For those who are keen on architectural or landscape photography, a tripod is a good option. Here again, it’s important to get a good tripod, even if it costs more. Avoid buying an unstable tripod, which will only contribute to creating bad habits and reflexes in a beginner photographer. The quality of the equipment is essential.
For lighting, no flash is required at first except for certain techniques, like nighttime or event photography. In these cases, I recommend the Canon Cobra Speedlight 430 ex II flash, it’s affordable and is very good quality.
Quentin Jourdan: Canon Mark IV and a photography kit
Partner Relations Manager
I have a thing for the Canon 5D Mark IV. It’s a very versatile and functional camera body! I'm also still attached to the Minolta SRT101, nicknamed "the tank" at the time, which I take with me everywhere when I travel.
As far as accessories go, it'll depend on your specialty.

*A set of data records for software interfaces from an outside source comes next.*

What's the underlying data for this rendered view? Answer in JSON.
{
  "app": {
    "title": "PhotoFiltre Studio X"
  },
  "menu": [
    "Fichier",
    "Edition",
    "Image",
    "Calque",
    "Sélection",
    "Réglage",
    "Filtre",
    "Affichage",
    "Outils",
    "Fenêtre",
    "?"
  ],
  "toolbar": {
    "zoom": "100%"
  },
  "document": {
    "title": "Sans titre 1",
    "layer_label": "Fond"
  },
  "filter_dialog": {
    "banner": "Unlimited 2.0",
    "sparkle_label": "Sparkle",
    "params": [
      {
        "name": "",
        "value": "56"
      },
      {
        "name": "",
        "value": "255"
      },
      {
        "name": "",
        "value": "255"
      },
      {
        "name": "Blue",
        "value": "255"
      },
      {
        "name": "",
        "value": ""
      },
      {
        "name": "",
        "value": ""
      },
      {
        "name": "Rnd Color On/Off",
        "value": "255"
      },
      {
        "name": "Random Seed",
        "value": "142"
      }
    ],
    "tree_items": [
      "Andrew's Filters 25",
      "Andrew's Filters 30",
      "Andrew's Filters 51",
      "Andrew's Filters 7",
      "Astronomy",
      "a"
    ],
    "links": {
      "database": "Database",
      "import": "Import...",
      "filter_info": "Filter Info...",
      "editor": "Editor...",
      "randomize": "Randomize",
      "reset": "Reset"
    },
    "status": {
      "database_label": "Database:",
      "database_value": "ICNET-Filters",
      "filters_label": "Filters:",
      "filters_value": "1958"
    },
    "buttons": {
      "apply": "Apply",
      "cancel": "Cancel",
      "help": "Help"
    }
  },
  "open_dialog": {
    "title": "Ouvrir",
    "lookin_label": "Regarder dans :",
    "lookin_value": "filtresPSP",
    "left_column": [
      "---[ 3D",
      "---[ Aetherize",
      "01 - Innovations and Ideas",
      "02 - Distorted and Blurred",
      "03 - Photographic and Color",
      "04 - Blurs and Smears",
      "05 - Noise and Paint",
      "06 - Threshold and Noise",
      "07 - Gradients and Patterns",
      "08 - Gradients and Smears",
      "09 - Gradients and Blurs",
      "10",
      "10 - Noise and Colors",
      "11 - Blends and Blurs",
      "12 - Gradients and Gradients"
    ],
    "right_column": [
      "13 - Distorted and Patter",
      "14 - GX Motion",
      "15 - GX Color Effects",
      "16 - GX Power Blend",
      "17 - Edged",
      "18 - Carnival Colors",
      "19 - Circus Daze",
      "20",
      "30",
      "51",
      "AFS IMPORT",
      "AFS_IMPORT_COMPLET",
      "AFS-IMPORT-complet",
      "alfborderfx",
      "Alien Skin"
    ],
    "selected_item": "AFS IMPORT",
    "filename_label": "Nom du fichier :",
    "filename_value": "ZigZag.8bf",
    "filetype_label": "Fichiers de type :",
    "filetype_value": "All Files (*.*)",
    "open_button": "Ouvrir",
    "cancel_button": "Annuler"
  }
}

A studio photographer will have to get a pair of cobras or a remote flash, with feet and diffusers, reflectors, a gray chart, backgrounds with support. Be careful not to forget the essential first aid kit of the professional photographer, with clamps, pins, blutak, etc... There is a multitude of other equipment whose usefulness will vary according to the artistic will of each photographer.
Photo by Patricia Palma, Unsplash
Sharbel Kanoun: Canon 1Dx and Leica M10
Production & Editing Quality Owner
My dream camera would be the Canon 1Dx and a Leica M10. Along with a few extra lenses, because that’s where the creativity comes in. The 70-200mm F2.8, 50mm F1.2, and 24-70mm F2.8 would be perfect to complete my arsenal of camera equipment. I’m positive that one day, Santa will be generous enough.
Monica Linzmeier: Good SD cards and comfortable camera straps
I will add that there are a few camera accessories that are sometimes overlooked that may make a difference in your day-to-day.
When it comes to camera accessories there are things that you really can’t skimp on. It may be tempting to buy an off-brand SD card, but when the day comes that you are doing wedding photography and your card gets corrupted, you are really going to regret the $20-50 that you saved by buying an off-brand card. Really investigate the reviews online before pulling the trigger. While you’re at it, a memory card reader will simplify your life in the long run.
One other thing people don’t always think about is a comfortable neck strap! When you have a long day of photography, the weight of your equipment on your neck can really take its toll. I really like the straps that attach over the shoulder or even to your belt, to avoid putting that strain on your neck.